- Continue to add a layer of the ladyfingers soaked in coffee followed by a layer of cream.
- Level the top cream surface and sprinkle with unsweetened cocoa powder and place in the refrigerator to harden.
- In just a couple of hours, the best authentic tiramisu will be ready to be enjoyed!
How to Store Tiramisu
While our family loves this classic tiramisu recipe and it’s usually eaten in one sitting, we understand you may have leftovers. To store tiramisu, make sure it is well covered and kept in the refrigerator. It will last 2 days at most. You can also place in the freezer and eat within two weeks of freezing.
What Goes Well with Tiramisu?
As a creamy, sweet dessert tiramisu is best paired with a sweet white wine. You can make the tiramisu sweeter by adding more sugar to the coffee that the ladyfingers are soaked in. However, if you like really sweet wine, try only using minimal sugar in the coffee for the recipe. This will help give a better balance. Our favorite wine pairing for tiramisu is definitely Moscato!
Why Moscato is the Perfect Wine for Tiramisu
Naturally sweet with no added sugars, our Candoni Moscato is the perfect Italian wine for tiramisu. This wine gets its sweetness from 100% Moscato Bianco grapes from Pavia, an ideal location for cultivating premium Moscato. Our Moscato semi-sparkling white wine offers a harmonious combination of crispness and fruitiness and pairs well with other desserts and pastries. While your opinion may differ when it comes to the best sweet Italian wine, our family prefers Moscato for many reasons.
Don’t take our word for it though, trust the judges from the San Antonio Wine Competition who tasted 1500 different entries last year and awarded Candoni Moscato with a Silver Medal. While you’re out buying the ingredients for our family’s true Italian tiramisu, look for our Moscato at a store near you. Your taste buds will thank you!
Barbara and Caterina
Frequently Asked Questions about Tiramisu
Is tiramisu Italian?

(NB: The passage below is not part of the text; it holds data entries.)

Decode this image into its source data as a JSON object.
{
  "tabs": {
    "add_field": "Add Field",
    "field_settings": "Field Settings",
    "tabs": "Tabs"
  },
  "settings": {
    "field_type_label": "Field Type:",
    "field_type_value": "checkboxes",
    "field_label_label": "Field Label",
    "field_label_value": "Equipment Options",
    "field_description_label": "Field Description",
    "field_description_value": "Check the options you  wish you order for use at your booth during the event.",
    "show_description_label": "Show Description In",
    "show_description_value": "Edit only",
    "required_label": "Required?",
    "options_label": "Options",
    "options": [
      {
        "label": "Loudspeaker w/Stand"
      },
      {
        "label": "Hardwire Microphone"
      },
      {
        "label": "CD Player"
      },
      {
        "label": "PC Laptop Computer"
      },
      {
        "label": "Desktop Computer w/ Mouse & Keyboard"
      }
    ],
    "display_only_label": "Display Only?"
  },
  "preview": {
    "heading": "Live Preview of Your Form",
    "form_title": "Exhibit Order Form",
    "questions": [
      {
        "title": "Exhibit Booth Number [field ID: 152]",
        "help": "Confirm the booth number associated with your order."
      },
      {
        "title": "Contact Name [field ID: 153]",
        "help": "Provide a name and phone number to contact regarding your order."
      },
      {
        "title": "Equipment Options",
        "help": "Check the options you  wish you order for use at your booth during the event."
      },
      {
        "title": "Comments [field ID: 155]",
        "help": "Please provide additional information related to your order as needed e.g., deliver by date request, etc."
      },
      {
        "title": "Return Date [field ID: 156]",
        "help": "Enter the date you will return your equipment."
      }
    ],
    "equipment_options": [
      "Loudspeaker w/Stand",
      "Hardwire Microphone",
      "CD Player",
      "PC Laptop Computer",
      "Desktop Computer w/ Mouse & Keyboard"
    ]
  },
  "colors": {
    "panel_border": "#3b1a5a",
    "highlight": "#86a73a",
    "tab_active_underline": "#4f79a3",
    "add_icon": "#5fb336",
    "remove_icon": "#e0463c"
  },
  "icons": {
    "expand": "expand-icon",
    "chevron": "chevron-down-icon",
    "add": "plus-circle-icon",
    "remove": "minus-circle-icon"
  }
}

Tiramisu is an Italian dish that was originally made for breakfast, and is now a famous dessert across the world. No one knows exactly who created it, but Italians have been making tiramisu since before electricity was invented.
How to make Italian tiramisu?
To make Italian tiramisu, you create a mascarpone cream base with fresh eggs and sugar and layer it with Ladyfinger cookies dipped in coffee. Top with unsweetened cocoa powder, store in the fridge for a couple of hours, and enjoy!
What kind of wine goes with tiramisu?
The best wine to pair with tiramisu is a sweet white wine, preferably an Italian Moscato. The naturally sweet yet crisp wine complements the creamy and coffee flavored textures of the tiramisu.
Does tiramisu have alcohol?
Tiramisu can be prepared with alcohol if you’d like. However, we prefer classic ingredients for our Italian tiramisu and pair the dessert with a sweet, semi-sparkling Moscato.